VR: You have said in the past that you want to write more works in Tamil. Is that something you still want to do?
AA: I do write more in Tamil now—not for publication, just privately. It is something I’d like to do. It feels important to me. There are ways that I can write in Tamil that I could not write in English. There are forms of intimacy available to me in Tamil that are not available in English.
English is a language that no longer belongs to any specific piece of land, or any specific people. It’s a language that—no matter what people from the U.K. might say—has no primary dialect. In all sorts of places around the world, there are all different kinds of native communities of English speakers, and it’s a language, therefore, that doesn’t have a center. Therefore, a language in which when you write, you can, in principle, be read by any kind of person, because there is no longer a history, a land, a specific community, or a specific set of experiences that defines the English speaker. The English language is no longer a situated language. And therefore when you write in English, you are writing to, in principle, any kind of person, and therefore, when you write in this language, you’re on your guard. You do not know how to relate to the audience. It’s like speaking into a certain kind of voice.
Because of this, there’s a certain kind of intimacy that’s lost for me in English. In Tamil, for example, there are many people who I don’t share a worldview, but just in virtue of the fact that we’re Tamil speakers, whether they grew up in Oslo or in a small village in Tamil Nadu, or if they grew up in Kuala Lumpur or Sri Lanka, just in virtue of the fact that they speak this language, they are tied by a certain history and to a certain region in the world.
Whether I disagree with them on any particular point or not, I have a sense of who they are. I have a way of approaching—I know already what kind of stances I might take towards that community and therefore I think in Tamil, knowing my audience, there’s more of a possibility for a certain kind of vulnerability. I don’t just mean that because I would show myself or reveal myself to a Tamil audience more than I want to an English audience—actually, in certain ways, the opposite is the case, they are certain things I wouldn’t talk about because Tamil society is conservative—but just knowing that society means that I will know what I am doing, I will know whether my speech act is something that bothers, annoys, subverts, angers, or soothes. I have a more intimate sense of this.

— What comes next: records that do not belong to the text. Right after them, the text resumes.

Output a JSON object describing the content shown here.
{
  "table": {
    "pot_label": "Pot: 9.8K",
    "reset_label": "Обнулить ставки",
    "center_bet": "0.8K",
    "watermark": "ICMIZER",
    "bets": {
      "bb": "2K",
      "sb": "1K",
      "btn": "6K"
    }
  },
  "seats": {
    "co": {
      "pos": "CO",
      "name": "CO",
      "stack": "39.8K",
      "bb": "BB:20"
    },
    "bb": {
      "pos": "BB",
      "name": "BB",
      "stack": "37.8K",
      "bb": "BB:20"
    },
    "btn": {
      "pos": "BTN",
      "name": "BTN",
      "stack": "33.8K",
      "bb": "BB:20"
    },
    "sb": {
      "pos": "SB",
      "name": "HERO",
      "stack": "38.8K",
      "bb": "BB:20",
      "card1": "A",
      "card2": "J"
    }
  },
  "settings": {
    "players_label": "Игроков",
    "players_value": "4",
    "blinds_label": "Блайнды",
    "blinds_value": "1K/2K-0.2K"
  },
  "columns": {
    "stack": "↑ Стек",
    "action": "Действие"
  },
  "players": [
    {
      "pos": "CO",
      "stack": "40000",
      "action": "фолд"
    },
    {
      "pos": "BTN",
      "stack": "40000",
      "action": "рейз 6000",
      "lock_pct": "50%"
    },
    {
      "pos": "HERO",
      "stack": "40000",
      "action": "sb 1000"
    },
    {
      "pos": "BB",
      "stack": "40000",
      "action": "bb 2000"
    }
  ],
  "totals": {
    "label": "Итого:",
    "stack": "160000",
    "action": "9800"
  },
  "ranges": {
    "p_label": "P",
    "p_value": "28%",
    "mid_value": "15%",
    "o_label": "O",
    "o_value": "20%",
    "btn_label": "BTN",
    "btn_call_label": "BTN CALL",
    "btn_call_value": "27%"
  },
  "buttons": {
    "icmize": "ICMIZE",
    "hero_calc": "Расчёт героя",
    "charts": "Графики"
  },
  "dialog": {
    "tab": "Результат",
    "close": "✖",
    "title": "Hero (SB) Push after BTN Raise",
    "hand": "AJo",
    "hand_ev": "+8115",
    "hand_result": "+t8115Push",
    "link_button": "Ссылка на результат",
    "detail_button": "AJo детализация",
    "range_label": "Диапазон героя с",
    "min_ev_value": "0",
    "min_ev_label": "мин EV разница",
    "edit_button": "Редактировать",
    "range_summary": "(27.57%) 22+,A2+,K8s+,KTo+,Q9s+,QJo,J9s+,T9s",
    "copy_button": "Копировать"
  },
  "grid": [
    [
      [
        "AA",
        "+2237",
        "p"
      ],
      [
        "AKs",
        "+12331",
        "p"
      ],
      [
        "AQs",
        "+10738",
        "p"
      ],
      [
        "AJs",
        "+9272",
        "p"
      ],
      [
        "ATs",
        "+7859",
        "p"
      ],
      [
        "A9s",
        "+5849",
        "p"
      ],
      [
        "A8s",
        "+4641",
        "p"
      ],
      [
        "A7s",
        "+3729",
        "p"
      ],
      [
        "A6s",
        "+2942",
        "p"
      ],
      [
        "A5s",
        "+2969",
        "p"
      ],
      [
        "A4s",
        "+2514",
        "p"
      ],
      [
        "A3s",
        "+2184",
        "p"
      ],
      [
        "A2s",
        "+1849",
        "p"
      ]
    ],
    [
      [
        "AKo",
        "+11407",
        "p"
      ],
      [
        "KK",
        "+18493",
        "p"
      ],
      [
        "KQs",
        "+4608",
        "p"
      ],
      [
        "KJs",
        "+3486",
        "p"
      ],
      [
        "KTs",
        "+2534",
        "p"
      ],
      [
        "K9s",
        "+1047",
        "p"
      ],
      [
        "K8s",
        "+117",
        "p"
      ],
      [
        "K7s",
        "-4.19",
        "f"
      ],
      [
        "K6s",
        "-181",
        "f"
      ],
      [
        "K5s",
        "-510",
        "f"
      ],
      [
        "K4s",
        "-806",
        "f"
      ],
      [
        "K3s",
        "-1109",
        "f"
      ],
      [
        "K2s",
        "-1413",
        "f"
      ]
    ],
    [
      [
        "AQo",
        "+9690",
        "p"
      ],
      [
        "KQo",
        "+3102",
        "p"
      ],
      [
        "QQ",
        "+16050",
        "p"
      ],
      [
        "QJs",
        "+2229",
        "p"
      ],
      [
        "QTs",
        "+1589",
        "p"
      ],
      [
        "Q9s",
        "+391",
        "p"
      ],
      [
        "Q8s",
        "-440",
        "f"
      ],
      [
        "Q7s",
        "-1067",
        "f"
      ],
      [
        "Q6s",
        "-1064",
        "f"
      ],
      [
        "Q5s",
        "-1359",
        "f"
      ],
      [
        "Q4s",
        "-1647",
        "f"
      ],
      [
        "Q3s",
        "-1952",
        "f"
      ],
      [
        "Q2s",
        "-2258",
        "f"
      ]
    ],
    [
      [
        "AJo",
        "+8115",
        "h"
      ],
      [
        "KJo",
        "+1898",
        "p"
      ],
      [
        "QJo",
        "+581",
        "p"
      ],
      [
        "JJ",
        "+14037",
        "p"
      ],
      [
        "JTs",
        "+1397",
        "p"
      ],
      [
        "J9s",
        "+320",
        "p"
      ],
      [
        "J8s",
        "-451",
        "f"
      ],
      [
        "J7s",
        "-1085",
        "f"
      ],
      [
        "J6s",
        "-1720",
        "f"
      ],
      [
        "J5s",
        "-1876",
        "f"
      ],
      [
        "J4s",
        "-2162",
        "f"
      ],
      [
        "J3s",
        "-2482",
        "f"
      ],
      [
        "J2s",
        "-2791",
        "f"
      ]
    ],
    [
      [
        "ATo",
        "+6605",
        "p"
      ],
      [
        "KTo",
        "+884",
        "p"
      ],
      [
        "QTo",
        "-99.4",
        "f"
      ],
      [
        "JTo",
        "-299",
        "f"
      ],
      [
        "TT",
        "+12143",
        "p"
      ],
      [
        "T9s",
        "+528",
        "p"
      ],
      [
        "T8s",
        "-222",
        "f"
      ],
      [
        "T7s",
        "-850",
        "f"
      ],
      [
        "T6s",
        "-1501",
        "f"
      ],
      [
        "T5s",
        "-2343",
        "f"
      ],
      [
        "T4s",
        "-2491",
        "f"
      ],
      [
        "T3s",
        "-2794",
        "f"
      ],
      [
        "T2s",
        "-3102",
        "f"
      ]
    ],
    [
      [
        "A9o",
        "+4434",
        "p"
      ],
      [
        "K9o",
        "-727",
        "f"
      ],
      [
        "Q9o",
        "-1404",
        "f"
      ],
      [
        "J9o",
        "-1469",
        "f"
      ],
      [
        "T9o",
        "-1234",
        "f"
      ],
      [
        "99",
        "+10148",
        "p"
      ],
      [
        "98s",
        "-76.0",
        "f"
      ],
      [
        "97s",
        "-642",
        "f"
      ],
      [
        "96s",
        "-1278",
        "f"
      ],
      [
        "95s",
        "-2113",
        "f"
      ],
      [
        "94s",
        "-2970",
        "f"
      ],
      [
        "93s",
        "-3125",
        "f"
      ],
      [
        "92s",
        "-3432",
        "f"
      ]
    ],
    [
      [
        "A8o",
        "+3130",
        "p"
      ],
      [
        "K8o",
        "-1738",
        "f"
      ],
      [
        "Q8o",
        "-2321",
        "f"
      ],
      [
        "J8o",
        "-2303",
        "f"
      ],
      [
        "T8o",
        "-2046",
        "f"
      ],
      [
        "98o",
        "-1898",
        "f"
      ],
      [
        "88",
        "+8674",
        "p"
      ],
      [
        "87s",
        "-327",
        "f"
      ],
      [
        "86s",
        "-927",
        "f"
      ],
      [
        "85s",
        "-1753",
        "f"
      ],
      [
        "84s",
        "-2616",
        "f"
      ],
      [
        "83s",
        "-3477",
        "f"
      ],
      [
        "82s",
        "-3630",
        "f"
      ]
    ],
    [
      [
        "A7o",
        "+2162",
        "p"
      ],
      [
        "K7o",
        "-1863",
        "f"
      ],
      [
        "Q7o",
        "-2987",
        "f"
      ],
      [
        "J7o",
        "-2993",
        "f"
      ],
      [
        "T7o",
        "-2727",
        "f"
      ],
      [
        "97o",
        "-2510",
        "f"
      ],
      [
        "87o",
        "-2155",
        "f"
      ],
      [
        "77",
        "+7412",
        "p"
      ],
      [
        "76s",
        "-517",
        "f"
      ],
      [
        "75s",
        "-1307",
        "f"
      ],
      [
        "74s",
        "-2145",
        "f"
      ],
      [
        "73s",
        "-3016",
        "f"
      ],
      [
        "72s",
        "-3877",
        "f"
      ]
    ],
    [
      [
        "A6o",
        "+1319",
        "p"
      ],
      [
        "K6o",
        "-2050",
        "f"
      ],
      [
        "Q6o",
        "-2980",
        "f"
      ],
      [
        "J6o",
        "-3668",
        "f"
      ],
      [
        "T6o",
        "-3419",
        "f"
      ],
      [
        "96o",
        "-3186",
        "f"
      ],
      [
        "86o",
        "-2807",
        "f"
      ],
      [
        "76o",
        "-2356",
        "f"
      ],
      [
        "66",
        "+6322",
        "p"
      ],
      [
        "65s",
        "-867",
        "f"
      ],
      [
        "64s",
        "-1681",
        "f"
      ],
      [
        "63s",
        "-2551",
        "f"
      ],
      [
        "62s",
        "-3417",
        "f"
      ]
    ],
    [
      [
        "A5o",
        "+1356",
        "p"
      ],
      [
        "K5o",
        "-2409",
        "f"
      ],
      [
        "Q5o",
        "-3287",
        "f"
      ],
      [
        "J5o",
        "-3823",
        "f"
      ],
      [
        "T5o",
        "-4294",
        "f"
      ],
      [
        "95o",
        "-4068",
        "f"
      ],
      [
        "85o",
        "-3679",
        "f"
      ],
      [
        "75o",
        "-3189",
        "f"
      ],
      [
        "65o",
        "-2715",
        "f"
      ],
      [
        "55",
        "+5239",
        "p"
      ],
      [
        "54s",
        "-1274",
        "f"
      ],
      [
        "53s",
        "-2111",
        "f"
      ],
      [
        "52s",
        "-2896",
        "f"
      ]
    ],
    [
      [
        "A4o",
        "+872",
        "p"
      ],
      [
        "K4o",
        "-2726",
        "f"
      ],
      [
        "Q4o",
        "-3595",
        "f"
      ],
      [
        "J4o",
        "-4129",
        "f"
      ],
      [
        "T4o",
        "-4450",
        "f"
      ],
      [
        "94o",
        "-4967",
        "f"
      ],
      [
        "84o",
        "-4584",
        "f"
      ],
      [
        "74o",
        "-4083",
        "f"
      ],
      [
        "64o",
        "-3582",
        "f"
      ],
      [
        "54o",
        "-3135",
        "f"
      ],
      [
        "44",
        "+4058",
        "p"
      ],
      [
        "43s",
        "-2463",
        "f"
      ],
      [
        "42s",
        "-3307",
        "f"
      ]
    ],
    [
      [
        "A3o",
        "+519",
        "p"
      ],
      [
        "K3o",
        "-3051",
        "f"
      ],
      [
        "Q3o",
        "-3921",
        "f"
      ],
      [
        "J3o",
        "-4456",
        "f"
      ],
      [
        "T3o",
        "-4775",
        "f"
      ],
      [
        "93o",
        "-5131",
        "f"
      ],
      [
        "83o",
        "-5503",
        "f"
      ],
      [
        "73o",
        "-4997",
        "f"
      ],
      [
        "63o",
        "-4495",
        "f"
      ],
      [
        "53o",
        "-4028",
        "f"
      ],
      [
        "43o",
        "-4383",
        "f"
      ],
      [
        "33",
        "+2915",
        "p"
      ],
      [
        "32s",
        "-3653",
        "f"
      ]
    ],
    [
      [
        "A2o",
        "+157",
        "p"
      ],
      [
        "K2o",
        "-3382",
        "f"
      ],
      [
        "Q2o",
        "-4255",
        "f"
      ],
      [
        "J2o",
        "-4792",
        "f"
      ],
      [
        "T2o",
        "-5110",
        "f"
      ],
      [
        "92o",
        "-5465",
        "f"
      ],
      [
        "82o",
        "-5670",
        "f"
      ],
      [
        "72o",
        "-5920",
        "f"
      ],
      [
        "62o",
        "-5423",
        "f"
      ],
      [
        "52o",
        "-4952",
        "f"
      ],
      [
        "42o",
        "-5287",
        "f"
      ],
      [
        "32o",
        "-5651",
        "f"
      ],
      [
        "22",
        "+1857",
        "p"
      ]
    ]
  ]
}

VR: Do you feel like South Asian diasporic voices are being better represented in literature these days, or not?
AA: As far as I know, the South Asian American writing being published is all upper caste. In a way, this is reflective of the population of Indians in America, because unlike places like the U.K. or Canada, which have a long history of taking refugees—more varied across caste—and they have also a long history of taking in South Asians that are not necessarily academically or professionally qualified.
The demographic of South Asians that make it to the United States generally all have been high caste and they all generally have a very, very particular kind of relationship to South Asia and a very, very particular minority culture vis-a-vis the other cultures that exist in South Asia. This is also true of South Asian writers who write in English, because access to English, at the level of nativeness and sophistication that’s required to write an English novel that will be published in the United States or the United Kingdom, means you come from a certain kind of privilege. In South Asia, class privilege is always tied to caste privilege. So in that sense, it’s much less representative of the different cultures in South Asia.
VR: What are you working on next?
AA: It’s a novel set in the Tamil diaspora. In a way, I view it as the third part of a trilogy that deals with the war in the least direct way of the first and the second book of the other books in the trilogy. It’s dealing with people in the diaspora whose relationship to the war is inherited, rather than directly acquired.